For some grief may become overwhelming and on some occasions may lead thoughts of suicide. If you find yourself having suicidal thoughts seek help immediately.
Children and grief.
The loss of a pet is confusing and emotional for many children. It is important to talk about the death of a pet honestly and clearly. Not talking about the pet’s death with your child can make the grieving process more difficult and more confusing. It is important to tell your child why the pet was euthanized. Children have various ways of grieving, including crying, frustration, nervousness, impaired concentration and the inability to sleep. It is important to listen to your children and allow them to talk about the loss of your pet. Discuss happy memories and fun times your family had with the pet.
Children need routine for security. The loss of a pet can be disruptive and upset their routine. Consider replacing the routine with a ritual. For example, if the child feeds the pet daily, consider replacing the feeding activity with lighting a candle or reciting a poem. If the pet had a favorite area in the house or in the yard, create a memorial for the pet in that location.
Grief is natural. It is a healing process that allows us to move through the pain so the pain can be replaced with fond memories.
If your family would like to review some samples of children’s books dealing with this issue, our team recommends the following:
Champ’s Story: Dogs Get Cancer
About euthanasia and grief.
The most sensitive and emotional act we perform for owners is the humane euthanasia of a pet. We perform euthanasia to fulfill the veterinarian’s oath – to relieve animal suffering. For owners it is the most difficult and the most compassionate act they do for their beloved companion. We witness various expressions of grief before, during and after the procedure. Owners are sometimes embarrassed or surprised by the emotions that well up and apologize for their reaction. However, there should be no embarrassment because these emotions honor their companion. The grief is a tribute to their lost friend. Owners should not be embarrassed to honor the creature that brought them joy, smiles, companionship and comfort.
To decide to euthanize a pet is a tough decision, and it should be. It signifies that we are human and humane. Humanity is defined as … the marked compassion, sympathy, or consideration for animals. To lose this sensitivity would be the same as losing our compassion and concern.

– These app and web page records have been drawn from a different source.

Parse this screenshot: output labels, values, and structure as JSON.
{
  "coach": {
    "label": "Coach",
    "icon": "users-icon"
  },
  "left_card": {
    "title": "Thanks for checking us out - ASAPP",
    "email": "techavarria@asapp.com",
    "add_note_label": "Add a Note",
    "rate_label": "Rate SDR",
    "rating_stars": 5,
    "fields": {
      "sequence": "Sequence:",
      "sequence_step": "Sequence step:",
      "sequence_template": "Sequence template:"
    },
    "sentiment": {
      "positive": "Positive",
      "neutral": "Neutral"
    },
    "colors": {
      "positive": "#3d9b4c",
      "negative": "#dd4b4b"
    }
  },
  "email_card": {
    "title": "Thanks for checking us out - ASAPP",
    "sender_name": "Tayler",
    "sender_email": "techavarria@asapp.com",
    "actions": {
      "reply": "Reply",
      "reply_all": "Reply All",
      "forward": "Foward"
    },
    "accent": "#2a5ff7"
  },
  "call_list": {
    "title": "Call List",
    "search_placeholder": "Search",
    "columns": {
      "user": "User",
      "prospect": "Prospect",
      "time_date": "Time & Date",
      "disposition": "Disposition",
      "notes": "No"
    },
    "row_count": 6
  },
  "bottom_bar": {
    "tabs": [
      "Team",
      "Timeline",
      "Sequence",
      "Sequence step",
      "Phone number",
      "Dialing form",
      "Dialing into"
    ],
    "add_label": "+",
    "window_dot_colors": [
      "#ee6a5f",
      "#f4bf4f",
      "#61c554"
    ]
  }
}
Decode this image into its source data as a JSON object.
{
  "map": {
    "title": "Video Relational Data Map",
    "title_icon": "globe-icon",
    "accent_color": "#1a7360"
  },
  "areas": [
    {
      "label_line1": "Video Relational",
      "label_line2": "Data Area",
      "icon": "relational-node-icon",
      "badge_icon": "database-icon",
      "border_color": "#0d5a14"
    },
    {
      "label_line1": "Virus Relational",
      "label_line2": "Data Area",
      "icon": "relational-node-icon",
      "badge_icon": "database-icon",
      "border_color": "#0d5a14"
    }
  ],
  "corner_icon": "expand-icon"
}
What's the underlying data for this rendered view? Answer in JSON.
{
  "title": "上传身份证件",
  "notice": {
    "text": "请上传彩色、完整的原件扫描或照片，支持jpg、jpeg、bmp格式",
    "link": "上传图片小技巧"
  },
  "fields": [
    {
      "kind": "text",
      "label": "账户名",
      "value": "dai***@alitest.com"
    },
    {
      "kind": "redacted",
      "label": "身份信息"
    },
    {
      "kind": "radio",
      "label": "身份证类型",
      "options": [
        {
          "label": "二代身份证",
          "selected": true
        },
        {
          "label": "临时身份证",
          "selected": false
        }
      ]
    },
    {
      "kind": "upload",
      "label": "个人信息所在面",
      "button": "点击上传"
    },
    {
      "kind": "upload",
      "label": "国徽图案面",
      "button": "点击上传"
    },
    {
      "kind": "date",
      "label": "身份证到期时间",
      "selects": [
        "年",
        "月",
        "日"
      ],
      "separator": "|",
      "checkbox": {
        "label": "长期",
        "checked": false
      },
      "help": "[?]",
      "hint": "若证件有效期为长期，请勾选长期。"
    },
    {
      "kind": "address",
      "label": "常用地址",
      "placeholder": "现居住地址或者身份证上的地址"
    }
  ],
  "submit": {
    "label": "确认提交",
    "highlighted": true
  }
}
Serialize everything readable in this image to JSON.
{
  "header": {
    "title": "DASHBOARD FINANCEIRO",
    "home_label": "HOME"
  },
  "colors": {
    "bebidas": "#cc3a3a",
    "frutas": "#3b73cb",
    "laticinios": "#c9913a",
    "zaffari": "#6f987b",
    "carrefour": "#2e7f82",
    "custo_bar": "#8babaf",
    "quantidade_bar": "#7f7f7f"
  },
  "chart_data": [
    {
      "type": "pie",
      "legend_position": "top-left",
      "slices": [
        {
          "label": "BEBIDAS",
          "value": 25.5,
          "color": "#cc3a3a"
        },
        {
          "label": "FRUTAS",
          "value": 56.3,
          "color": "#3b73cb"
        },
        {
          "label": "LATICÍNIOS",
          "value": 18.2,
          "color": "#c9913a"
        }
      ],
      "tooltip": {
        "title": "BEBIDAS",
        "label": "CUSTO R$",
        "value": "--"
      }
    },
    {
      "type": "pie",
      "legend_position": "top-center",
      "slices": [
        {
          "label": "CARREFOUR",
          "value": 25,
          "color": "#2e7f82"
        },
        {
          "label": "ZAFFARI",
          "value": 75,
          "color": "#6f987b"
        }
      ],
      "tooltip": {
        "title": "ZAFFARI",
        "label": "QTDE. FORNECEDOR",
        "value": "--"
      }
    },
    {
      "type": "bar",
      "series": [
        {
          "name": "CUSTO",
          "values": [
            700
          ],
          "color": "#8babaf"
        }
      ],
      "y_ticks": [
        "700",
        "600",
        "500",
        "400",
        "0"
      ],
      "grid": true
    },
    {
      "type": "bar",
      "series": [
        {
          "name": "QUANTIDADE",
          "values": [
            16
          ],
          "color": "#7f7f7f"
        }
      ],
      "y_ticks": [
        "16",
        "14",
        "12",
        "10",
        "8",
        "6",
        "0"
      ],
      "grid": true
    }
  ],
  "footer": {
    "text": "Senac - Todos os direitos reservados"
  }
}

About euthanasia and guilt.
Owners sometimes feel guilty when they euthanize their pet. Often owners don’t realize how sick their pet had become. They make comments like; why didn’t I know how sick she was? What did I miss? Pets are masters at hiding their illnesses; it’s part of their nature. Often times the illness progresses slowly; over weeks or months. In these cases, it is hard to notice day to day changes. Noticeable signs occur only when the disease is advanced and the pet can no longer compensate.
At times owners are uncertain if euthanasia should have been considered given their pet’s condition and owners may feel guilty for considering this option. However, owners would not consider this option for their beloved friend if it was not to help prevent/relieve pain and suffering or to prevent/relieve a much compromised quality of life. If you have questions about a euthanasia decision please contact the veterinarian involved with your pets care and/or euthanasia. You may also want to contact one of the hotlines listed above.